I come across many people that want to start a business of their own, but have trouble finding the right startup idea. Although in some cases I suspect the phrase: “I am an entrepreneur waiting for a good idea to come along” actually means “I like the safety of my job, I have my mortgage, so I’d rather stay on the safe side”. But for those that actually seek startup ideas to execute we have some suggestions that might make the search a bit more structured.
Where do good startup ideas come from?
Steven Johnson wrote an interesting book about “Where good ideas come from”. Many wannabe entrepreneurs still have the feeling that their idea will spark at a moment of great insight. Sitting in the bathtub, having a beer in the bar or even sitting in a park. Johnson and many innovation researchers have shown that this just isn’t true. Good startup ideas that lead to innovations take time to incubate and mingle with other ideas. Connecting ideas and people is helpful, since combinations of ideas in many cases lead to innovation. Therefore the process of generating and articulating startup ideas is a matter of hard work. Of course some creativity is needed as well, but ideas for innovation can be obtained in a planned and structured way.
Where to look for startup ideas?
Where to start if you have no clue? Let’s give some direction that might help your search:
- Bird in the hand: Start with you, with the ‘bird in your hand’ as Saras Sarasvathy calls it in effectuation theory. Start from the resources that are at your disposal. These can be either tangible resources, like facilities or equipment. Or, in most cases the resources at the start are intangible, like your experience, competencies and (social) network. Think of ideas that are within reach from this perspective. Where is an advantage that you as a person have. Starting off with these ideas will limit the risk you take directing your Startup towards success.
- Trend crossovers: Within the overlap of two emerging trends interesting things happen. Be a trendwatcher and see where interesting things might come together that can lead to new problems or solutions. The rise of mobile technology combined with changes in healthcare have given rise to many Startup ideas in e-Health. Additionally changes in legislation and digital services provide collisions of trends all the time. Watch them and learn what opportunities can arise from them. Live in the future and then build what is missing.
- Problems encountered: ‘The way to think of Startup ideas is not to think of Startup ideas’, is a great phrase Paul Graham used: ‘It’s to look for problems, preferably problems you have yourself’. Drew Houston’s idea for Dropbox came from his problem forgetting his USB stick. You also encounter various problems everyday in business or personal life that could need a solution. If you don’t face this, talk to family, friends or customers to find out what problems they run into in your chosen business domain. We have found amazing things doing problem research and observing customers. This is a great source for finding new Startup ideas and also for validating and fine tuning them. At StarterSquad we turned our own problems in managing our delivery and community into a Startup called ‘Capacitor’. This approach gives you a good understanding of what needs to be build in order to offer a solution.
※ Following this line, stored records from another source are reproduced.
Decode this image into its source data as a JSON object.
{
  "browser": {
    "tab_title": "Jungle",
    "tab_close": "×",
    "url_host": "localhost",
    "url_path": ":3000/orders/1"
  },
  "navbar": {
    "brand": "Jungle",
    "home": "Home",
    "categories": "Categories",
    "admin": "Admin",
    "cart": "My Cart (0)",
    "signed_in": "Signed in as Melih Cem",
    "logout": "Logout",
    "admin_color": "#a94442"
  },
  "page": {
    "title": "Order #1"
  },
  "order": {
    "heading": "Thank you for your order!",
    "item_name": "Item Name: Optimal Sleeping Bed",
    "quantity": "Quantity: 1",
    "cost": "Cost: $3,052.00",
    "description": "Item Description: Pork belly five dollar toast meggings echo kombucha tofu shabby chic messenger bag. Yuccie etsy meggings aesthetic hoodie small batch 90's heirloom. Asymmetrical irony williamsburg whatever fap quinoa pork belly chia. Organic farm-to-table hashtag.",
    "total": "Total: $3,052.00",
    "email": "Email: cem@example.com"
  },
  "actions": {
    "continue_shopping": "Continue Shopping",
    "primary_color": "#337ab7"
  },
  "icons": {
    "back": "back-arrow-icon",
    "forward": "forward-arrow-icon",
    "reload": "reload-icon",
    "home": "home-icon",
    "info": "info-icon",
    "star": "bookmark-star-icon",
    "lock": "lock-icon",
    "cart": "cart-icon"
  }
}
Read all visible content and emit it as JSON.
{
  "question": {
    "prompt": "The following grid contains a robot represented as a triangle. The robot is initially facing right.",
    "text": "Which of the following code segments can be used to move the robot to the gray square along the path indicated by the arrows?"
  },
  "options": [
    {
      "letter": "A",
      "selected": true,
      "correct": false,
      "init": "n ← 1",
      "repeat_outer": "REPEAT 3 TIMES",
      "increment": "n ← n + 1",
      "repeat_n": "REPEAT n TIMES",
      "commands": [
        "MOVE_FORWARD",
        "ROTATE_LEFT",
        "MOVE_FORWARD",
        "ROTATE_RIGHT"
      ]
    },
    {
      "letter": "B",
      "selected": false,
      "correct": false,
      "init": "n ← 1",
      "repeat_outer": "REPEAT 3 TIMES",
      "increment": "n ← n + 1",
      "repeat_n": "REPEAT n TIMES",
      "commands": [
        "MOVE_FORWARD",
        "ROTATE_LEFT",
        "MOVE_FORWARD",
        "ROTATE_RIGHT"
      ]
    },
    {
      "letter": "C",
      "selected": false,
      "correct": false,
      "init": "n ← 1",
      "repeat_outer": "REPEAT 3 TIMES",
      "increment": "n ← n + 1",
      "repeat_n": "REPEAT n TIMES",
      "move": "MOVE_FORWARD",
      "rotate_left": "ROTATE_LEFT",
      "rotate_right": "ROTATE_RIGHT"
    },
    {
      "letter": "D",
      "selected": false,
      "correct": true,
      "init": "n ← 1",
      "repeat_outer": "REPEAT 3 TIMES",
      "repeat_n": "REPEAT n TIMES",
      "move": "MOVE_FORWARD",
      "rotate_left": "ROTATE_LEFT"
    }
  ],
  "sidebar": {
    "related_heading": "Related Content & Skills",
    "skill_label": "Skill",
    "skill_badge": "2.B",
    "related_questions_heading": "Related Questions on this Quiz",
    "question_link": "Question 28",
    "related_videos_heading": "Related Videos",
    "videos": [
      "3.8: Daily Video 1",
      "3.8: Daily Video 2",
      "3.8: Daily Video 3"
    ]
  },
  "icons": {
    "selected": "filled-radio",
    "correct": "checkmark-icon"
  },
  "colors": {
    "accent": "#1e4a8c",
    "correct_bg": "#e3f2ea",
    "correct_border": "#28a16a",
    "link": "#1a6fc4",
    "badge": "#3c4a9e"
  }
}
- Idea generation: You can also use techniques to generate new ideas. It is important not to think up randomly, but notice possible Startup ideas in the real world. Many creative techniques are available to help you or your team come up with new ideas, regardless of the fact if they are worth pursuing. There is an interesting post by James Altucher about “How to become an idea machine”. He speaks about developing the idea muscle and gives some practical tips on how to generate ideas. But, always have a real problem as the foundation for the idea!
Hopefully you will be able to find a great Startup idea in one of these directions.
How to test your startup idea?
According to Paul Graham the best ideas have three things in common: they’re something the founders themselves want, that they themselves can build, and that few others realize are worth doing. Once you have found an idea that meets these criteria, your first step is taken. But more needs to be done to determine if the idea is worthwhile pursuing. There are five critical steps to validate your Startup idea:
- Problem interviews: When you pick your idea you need to deepen your understanding of it. This can be done through problem interviews. This approach is as part of the Customer Discovery process.
- Value Proposition Design: Based upon your understanding of the problem or need you have to carefully craft an offer for the customer. This is your value proposition. Engineering this proposition is quite a job in itself. A good and practical book has been written about this.
- Testing with a Validation Website: When you have articulated your value proposition you can already start validating through online channels via a validation website. This is possible for both online and offline products & services.
- Building an MVP: The Minimum Viable Product is the product that requires minimum investment to proove that the idea packaged as a product or service has viability. There are many ways to build an MVP, and at StarterSquad we build some every month. Determining what should be in the product and what experiments you will conduct is critical.
- Start Selling: Actual sales is the ultimate validation of your business idea. When a first group of launching customers as early adopters are willing to pay, you have a strong indicator of a potentially successful business.
After you have found a great idea, tested it and got it validated, you need to execute as soon as possible. There are always reasons for not starting, but you just need to do it. Following the approach outlined above you will be able to get things moving.